As with walking, I could get competitive with running as well. I set goals that are too ambitiously, which consequently lead to fealure and skipping running all together. Recently, I thought I should start running again because it has the same therapeutic working as walking has on me. I decided to go every day to make it a new routine. Like making coffee in the morning, I now also run in the morning. It perfectly fits with my natural rythm (I’m a morning person pur sang). Where I used to struggle to get my butt off the couch after a long day in the office, I now find myself being fierce and determined to put on my running shoes within minutes after waking up. I don’t run a lot, sometimes it’s only ten minutes, but even ten minutes of running make me feel better and it is great way to start the day! As running every day can be injury prone, it also forces me to take it slow, listen to my body, and run for fun!
Buying a car
Getting a car is one of my insights from New Zealand. Silly? I don’t think so! I just realised that being dependent on public transport makes us less motivated to go on a hike in the weekend. We live in the Western part of the Netherlands, the most urban area of the country. Sitting in a bus and train for hours is holding me back for going on a hike. So guess what? We’ll get a car soon and hopefully start to discover more of the Dutch national parks! For sure, I’d like to walk another section of the Holland’s Coastal Path, but I also have the area around Nijmegen, the Utrechtse Heuvelrug and Kennemerland in mind.
Exploring new outdoor activities
From time to time, I think it’s good to try something new. During our last days of hiking in Norway last year, we had to climb a little bit. There was a rope to hold on too, but I preferred to grab the rocks and surpised myself by not being afraid, but actually enjoy it. When I walked the Te Araroa trail, I met Kate and Max, who became my trail siblings and appeared to be avid climbers. These experiences and meetings inspired me to follow an introduction workshop indoor climbing. It sure was not the last time I went climbing!

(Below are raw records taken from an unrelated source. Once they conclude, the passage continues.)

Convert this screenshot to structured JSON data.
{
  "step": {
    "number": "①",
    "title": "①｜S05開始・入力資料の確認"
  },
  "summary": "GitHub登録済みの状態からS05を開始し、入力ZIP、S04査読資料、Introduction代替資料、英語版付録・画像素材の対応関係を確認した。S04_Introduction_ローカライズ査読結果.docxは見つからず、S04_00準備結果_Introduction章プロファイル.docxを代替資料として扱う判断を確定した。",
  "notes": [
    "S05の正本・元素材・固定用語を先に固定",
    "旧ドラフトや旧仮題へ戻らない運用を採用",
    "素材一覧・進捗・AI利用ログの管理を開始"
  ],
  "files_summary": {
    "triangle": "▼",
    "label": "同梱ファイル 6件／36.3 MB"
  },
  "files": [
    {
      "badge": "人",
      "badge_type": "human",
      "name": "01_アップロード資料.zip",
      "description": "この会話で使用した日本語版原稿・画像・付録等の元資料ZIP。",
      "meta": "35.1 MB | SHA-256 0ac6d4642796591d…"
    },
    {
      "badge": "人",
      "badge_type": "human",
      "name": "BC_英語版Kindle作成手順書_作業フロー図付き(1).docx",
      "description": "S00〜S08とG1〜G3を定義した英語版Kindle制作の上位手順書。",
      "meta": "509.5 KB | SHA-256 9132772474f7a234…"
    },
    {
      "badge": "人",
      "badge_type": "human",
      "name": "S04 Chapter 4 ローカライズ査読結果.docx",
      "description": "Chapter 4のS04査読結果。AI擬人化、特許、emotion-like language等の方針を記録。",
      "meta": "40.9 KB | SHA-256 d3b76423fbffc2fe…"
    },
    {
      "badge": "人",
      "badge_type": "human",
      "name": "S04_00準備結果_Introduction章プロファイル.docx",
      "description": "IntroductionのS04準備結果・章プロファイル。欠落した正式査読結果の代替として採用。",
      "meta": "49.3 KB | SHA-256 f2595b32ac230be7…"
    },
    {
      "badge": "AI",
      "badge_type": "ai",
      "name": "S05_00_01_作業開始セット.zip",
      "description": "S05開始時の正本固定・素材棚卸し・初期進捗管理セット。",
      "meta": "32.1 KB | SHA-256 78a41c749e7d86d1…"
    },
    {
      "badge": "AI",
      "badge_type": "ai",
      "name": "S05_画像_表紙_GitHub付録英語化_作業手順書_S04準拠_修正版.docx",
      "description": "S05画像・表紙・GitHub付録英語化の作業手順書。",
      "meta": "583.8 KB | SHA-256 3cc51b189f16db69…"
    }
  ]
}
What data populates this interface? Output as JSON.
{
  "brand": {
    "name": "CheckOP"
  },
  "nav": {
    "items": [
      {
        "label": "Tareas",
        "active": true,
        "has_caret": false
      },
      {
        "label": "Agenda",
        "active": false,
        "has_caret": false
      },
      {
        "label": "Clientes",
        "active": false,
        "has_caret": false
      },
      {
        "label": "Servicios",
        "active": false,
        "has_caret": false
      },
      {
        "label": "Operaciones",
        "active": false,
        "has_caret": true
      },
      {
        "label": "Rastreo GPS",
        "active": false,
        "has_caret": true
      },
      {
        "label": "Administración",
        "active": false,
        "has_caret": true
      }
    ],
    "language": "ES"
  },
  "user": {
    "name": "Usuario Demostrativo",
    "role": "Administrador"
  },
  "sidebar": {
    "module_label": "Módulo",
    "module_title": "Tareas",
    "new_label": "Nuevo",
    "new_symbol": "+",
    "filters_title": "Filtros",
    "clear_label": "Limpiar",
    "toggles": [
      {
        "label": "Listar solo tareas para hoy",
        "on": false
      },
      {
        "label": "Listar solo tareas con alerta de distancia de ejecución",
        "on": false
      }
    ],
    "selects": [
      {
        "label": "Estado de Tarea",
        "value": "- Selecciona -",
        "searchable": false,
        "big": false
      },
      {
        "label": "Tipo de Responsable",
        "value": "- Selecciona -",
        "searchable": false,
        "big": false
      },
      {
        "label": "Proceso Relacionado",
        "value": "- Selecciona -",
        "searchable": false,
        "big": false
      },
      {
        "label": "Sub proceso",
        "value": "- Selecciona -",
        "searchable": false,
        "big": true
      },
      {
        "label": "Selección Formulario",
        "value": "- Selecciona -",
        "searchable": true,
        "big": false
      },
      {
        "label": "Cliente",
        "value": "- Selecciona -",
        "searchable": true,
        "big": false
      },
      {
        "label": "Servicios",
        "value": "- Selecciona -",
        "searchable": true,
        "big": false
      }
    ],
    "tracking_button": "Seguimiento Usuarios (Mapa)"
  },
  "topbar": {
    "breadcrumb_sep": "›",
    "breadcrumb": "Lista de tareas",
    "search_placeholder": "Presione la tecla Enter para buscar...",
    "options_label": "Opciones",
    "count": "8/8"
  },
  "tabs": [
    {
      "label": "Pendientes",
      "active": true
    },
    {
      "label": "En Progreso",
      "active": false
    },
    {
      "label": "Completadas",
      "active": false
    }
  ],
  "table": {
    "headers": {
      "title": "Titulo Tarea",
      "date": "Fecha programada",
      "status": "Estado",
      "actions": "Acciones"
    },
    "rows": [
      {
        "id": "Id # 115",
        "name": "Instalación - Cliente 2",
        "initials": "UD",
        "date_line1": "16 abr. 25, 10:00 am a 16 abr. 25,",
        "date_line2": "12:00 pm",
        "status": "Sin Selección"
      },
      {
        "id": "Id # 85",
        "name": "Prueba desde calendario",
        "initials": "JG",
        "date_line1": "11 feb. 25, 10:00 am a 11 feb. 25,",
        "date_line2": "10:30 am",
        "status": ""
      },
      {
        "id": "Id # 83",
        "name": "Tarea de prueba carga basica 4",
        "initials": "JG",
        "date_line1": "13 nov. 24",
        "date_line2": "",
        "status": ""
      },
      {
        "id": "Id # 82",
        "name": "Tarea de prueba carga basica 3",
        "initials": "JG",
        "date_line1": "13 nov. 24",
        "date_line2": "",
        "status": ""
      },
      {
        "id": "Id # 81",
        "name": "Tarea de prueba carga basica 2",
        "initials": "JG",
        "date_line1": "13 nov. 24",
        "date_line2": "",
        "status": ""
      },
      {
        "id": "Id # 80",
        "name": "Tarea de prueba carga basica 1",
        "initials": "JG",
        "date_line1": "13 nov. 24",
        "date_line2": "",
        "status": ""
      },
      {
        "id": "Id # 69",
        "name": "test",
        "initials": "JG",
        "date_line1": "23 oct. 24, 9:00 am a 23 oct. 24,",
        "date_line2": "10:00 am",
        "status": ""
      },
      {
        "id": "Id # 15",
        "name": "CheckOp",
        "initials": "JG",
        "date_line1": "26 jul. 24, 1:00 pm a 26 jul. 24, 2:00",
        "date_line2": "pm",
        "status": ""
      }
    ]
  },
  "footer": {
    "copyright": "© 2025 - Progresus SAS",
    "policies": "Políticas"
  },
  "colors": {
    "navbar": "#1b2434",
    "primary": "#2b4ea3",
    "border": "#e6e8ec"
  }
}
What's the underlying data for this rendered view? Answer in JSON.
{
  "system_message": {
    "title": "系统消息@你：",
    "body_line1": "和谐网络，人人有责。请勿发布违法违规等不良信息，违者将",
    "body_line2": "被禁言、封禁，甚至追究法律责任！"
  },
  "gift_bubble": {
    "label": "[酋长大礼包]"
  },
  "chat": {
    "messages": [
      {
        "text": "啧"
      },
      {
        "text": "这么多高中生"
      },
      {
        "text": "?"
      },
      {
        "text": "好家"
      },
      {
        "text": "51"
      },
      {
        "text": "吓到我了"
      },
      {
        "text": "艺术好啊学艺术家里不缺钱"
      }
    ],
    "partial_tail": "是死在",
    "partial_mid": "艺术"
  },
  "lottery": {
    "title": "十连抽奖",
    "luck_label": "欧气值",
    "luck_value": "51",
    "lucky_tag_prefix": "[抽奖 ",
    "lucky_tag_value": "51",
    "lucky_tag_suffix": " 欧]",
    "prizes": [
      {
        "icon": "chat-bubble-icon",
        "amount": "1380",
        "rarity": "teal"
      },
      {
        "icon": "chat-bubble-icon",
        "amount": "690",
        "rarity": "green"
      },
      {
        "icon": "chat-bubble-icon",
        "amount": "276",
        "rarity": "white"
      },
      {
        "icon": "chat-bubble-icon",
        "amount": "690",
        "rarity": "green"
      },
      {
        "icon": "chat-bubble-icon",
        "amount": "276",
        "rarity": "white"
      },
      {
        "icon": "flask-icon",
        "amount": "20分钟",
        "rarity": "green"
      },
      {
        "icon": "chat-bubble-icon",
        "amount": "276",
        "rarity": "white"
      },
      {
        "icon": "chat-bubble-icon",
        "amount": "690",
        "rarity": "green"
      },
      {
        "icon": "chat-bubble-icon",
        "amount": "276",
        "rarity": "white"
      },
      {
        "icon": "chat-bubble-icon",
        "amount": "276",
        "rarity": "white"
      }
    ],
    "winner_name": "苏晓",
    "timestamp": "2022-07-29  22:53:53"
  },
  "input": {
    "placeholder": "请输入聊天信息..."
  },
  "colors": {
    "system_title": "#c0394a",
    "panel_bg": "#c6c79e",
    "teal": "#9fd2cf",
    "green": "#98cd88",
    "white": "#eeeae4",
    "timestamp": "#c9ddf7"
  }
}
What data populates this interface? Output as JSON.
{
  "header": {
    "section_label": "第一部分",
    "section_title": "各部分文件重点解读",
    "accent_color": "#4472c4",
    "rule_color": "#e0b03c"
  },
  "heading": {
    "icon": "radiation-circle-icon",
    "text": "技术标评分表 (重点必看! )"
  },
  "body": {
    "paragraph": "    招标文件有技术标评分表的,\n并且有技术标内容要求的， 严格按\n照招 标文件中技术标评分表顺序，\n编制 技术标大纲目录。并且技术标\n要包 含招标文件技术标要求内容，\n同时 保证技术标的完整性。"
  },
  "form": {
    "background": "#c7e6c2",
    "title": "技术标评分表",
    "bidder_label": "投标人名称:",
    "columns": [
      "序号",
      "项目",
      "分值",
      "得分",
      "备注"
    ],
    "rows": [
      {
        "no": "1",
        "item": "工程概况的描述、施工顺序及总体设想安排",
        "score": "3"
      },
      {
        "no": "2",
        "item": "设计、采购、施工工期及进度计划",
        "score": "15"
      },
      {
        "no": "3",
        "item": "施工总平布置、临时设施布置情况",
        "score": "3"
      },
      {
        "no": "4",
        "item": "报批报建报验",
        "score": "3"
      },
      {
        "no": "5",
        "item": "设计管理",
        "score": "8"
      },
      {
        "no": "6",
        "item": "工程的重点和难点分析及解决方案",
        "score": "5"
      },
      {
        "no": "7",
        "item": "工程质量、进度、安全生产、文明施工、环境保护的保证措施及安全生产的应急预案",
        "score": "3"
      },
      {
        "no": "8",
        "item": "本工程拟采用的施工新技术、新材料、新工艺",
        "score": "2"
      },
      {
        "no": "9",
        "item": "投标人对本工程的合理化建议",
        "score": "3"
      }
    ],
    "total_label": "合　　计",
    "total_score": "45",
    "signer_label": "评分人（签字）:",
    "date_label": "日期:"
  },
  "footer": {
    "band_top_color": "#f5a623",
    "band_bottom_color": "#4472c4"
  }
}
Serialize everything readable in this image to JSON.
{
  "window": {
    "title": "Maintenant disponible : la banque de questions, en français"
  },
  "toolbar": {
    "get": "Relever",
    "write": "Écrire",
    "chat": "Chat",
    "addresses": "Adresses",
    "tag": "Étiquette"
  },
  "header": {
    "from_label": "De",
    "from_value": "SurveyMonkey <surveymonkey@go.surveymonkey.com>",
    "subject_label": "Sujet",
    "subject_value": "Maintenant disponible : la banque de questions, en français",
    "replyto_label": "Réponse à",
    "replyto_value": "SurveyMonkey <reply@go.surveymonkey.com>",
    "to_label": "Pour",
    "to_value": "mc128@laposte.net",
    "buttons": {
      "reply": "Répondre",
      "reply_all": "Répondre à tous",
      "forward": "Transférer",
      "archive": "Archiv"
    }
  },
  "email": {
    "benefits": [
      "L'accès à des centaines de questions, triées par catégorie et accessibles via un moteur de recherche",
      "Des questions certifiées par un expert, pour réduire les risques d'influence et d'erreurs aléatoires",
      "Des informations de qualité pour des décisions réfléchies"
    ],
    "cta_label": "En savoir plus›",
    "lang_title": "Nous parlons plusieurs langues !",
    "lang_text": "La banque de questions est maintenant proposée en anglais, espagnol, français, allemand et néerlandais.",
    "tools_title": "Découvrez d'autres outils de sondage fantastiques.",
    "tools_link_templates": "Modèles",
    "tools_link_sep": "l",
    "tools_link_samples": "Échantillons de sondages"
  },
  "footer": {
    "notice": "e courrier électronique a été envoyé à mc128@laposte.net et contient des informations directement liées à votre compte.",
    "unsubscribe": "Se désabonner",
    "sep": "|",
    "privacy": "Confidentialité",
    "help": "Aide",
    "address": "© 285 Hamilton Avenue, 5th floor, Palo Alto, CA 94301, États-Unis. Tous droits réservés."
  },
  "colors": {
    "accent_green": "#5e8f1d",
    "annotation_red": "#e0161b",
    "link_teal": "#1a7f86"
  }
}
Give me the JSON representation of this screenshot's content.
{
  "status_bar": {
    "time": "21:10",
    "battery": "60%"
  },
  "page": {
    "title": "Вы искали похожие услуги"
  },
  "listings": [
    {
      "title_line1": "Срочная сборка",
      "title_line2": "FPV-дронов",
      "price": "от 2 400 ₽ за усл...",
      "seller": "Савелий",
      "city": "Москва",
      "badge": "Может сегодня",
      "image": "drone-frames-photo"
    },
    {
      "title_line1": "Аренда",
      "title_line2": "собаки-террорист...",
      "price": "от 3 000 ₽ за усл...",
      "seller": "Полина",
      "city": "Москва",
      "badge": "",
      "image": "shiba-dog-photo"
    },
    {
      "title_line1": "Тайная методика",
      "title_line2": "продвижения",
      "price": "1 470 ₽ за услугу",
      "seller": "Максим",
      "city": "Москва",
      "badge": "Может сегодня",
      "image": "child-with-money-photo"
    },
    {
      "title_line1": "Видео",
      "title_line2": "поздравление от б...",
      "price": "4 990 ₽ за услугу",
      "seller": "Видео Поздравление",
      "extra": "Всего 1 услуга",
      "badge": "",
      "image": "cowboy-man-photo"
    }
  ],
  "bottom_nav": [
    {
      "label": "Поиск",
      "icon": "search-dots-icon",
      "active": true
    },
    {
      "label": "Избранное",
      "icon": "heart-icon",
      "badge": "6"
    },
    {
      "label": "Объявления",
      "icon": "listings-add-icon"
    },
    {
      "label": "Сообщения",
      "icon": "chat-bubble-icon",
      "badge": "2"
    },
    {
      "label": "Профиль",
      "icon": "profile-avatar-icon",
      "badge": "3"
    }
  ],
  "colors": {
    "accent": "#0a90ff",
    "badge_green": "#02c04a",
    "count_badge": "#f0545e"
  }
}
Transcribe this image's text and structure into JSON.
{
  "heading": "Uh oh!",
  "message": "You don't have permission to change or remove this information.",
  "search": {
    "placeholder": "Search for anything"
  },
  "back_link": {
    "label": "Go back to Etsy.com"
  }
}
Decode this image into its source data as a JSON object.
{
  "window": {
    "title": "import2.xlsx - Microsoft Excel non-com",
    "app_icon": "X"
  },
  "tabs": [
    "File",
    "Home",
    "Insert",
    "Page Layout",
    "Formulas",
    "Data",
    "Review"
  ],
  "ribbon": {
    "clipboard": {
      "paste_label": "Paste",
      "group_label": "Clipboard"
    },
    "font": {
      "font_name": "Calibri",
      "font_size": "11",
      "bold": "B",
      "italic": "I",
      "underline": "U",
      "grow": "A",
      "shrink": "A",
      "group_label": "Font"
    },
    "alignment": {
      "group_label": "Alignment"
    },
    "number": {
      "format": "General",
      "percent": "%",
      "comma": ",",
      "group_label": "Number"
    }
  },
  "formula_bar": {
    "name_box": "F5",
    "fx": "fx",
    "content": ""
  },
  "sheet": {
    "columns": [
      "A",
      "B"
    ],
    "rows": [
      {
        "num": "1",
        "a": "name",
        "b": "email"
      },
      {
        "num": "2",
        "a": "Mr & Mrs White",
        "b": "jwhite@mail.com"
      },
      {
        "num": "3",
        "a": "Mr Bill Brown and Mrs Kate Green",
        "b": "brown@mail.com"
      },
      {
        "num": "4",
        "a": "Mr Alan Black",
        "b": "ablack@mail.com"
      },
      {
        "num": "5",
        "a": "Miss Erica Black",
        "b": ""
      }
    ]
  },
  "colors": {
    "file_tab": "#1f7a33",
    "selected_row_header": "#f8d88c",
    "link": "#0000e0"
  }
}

For now, I’m starting to explore the Netherlands and its outdoor possibilities, and I’ll be back in May for a next blog. Similar to being overambitious in running and walking, my perfectionistic tendency of setting unrealistic high goals that lead to procastrination, self-oppression and feelings of failure, I started avoiding to blog even though I love writing. Like running for fun, I want to write for fun. So this means setting a realistic goal of blogging once a month. Hope to see you back then and in the meanwhile, I would love to hear your outdoor ideas, dreams, and plans!